» PROBLEM REQUIREMENTS
The word "JSON" may appear in lines of the data; say how many such lines there are, with nothing beyond the number.

*** PROVIDED ENTRIES Section Begins ***

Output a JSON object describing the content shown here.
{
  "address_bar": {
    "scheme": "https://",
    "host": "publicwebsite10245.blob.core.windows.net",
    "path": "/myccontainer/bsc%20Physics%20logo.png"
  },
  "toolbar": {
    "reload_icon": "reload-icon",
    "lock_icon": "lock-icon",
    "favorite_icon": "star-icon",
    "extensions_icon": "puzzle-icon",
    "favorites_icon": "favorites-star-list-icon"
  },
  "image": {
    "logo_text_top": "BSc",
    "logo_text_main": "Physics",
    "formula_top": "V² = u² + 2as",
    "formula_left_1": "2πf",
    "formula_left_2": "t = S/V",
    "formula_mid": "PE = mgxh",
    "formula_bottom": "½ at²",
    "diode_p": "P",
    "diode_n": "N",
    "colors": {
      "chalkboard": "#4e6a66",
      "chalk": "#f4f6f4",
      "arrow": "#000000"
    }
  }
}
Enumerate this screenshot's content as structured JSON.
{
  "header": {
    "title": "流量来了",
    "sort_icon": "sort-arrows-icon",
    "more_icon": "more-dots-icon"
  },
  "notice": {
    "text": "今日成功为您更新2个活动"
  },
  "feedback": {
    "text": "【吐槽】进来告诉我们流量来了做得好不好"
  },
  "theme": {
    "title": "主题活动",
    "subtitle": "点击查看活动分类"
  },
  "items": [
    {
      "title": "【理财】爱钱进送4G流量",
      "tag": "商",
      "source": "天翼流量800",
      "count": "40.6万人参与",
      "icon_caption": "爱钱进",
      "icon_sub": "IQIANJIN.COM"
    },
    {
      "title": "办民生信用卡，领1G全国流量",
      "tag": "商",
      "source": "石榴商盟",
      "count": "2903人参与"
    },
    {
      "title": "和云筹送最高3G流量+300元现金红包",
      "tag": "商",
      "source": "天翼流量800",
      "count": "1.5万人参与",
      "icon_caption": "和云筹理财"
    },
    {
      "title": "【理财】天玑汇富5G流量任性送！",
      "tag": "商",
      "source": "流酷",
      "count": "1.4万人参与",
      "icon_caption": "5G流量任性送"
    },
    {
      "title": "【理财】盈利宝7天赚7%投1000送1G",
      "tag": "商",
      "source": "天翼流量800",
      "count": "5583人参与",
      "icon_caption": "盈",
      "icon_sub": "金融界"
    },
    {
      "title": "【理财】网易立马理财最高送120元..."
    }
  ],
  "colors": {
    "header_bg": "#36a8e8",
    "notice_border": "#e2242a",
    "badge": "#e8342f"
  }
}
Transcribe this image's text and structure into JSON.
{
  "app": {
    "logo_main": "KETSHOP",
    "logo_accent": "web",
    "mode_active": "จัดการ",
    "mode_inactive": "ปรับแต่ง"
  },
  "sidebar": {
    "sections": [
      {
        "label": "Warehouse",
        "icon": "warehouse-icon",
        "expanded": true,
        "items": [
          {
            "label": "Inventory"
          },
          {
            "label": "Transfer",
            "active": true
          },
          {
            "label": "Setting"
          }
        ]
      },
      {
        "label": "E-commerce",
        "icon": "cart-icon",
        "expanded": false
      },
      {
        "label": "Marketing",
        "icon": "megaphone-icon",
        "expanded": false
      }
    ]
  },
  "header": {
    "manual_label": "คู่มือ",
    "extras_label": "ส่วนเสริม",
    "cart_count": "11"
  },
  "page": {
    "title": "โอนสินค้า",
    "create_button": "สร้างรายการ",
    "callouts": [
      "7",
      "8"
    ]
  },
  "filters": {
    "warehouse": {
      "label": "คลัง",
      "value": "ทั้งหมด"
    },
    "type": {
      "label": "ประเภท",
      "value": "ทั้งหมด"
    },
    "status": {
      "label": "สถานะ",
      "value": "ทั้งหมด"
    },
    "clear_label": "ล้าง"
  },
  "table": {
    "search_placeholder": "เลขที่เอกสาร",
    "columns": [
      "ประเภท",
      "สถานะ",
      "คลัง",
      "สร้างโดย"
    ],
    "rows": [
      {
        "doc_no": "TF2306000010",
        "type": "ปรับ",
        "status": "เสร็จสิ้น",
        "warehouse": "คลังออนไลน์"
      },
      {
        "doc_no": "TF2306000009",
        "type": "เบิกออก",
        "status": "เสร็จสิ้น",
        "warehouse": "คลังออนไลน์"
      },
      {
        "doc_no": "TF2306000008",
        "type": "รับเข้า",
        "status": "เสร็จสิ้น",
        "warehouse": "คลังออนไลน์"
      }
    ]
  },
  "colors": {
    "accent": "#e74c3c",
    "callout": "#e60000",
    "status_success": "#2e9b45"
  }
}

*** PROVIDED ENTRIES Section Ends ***

» RESULT FOR THIS EXERCISE
3